EXERCISE INPUTS:
<<<<

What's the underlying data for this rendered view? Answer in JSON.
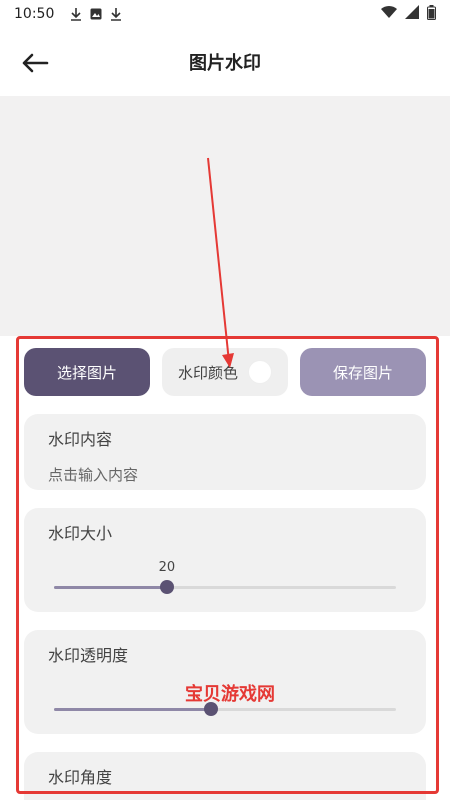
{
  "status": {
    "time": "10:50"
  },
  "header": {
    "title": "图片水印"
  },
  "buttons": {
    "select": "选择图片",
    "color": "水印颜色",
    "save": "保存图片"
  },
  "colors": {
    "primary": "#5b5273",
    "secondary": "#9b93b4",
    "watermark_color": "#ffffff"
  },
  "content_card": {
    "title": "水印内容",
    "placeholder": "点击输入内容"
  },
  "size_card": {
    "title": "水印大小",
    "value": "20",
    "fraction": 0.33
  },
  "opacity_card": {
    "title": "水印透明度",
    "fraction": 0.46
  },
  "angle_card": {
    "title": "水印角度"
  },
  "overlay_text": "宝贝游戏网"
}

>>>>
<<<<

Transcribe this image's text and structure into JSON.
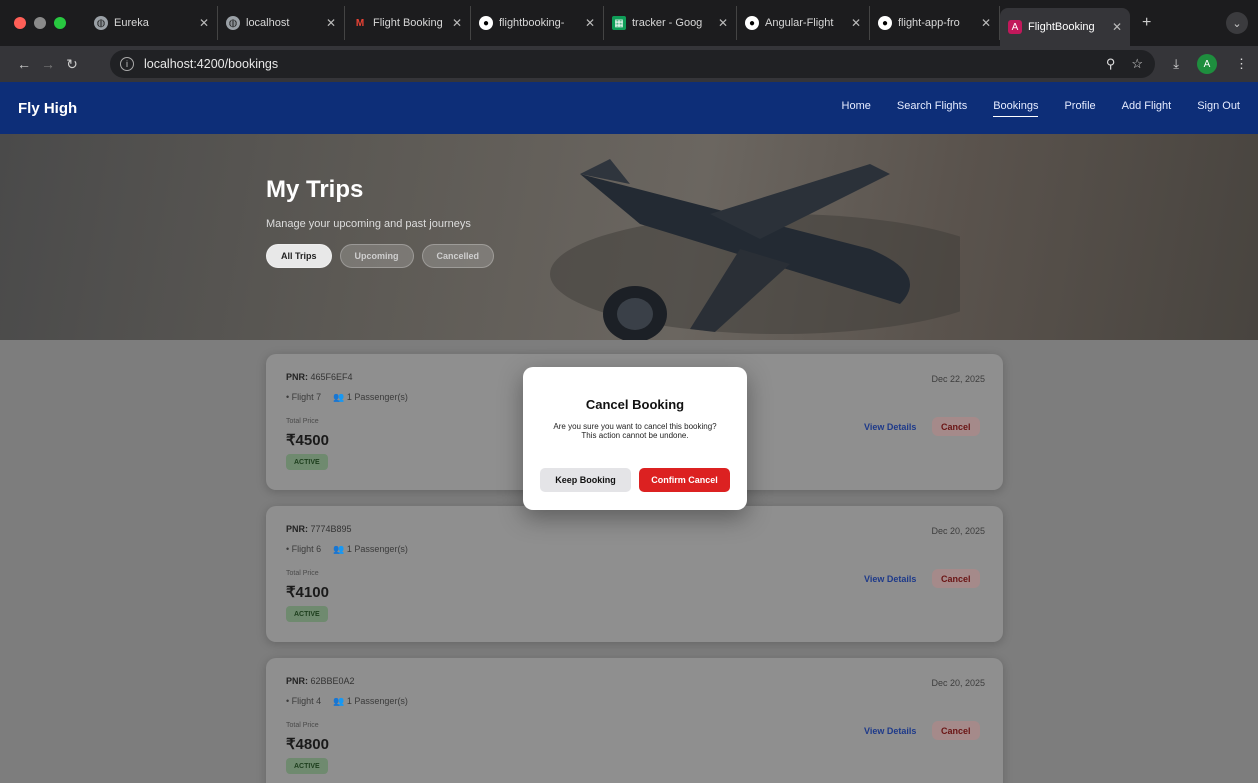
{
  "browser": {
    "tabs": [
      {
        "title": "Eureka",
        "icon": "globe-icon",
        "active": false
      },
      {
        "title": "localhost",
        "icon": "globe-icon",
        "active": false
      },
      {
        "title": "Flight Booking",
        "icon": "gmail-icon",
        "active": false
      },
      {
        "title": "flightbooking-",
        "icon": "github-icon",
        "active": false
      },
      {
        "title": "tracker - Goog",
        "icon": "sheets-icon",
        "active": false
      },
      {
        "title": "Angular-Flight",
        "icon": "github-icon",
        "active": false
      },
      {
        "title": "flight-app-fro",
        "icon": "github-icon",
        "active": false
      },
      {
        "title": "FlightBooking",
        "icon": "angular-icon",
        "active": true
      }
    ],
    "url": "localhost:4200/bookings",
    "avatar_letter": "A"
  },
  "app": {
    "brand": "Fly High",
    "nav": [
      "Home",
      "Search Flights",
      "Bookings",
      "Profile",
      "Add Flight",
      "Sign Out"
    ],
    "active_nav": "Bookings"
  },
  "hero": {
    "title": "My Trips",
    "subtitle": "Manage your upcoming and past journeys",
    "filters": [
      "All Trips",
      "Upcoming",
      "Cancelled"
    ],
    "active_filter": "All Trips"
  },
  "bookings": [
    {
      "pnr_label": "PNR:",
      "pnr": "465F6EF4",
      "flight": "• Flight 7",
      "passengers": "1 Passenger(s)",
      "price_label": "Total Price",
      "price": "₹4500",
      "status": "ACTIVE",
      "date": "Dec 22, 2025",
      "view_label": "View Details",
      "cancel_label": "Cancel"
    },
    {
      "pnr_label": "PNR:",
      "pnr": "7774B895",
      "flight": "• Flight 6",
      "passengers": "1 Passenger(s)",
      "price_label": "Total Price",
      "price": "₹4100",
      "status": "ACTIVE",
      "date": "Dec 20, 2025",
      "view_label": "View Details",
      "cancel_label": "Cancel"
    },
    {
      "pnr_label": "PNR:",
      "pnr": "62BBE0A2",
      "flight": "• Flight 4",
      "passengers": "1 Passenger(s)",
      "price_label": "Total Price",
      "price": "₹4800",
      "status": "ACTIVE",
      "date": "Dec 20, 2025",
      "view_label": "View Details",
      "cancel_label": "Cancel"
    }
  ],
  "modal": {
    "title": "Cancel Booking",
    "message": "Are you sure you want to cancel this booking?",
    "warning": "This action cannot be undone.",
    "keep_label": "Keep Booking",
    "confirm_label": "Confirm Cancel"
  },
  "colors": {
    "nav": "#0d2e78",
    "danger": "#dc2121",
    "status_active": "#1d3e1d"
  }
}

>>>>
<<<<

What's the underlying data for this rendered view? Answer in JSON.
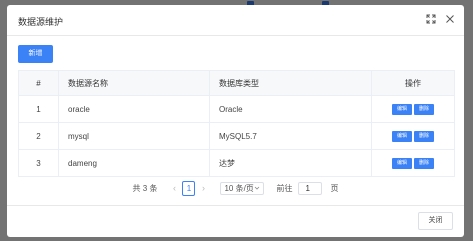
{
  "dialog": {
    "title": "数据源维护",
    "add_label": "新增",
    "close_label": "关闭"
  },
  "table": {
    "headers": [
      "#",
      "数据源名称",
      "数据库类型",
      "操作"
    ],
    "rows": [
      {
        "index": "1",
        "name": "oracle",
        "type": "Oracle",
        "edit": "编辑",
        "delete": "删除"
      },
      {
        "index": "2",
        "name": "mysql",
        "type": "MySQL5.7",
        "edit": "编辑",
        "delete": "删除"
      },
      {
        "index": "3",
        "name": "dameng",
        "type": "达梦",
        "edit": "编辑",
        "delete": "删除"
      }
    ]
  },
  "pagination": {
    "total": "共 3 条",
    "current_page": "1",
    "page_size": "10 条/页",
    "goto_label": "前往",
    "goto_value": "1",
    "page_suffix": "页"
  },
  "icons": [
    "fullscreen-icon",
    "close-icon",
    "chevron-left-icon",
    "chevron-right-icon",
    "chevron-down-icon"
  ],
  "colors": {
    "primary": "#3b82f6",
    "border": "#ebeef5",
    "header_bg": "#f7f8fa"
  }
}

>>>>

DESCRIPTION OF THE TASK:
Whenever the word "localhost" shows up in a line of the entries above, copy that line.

RESULT FOR THIS EXERCISE:
        "title": "localhost",
    "url": "localhost:4200/bookings",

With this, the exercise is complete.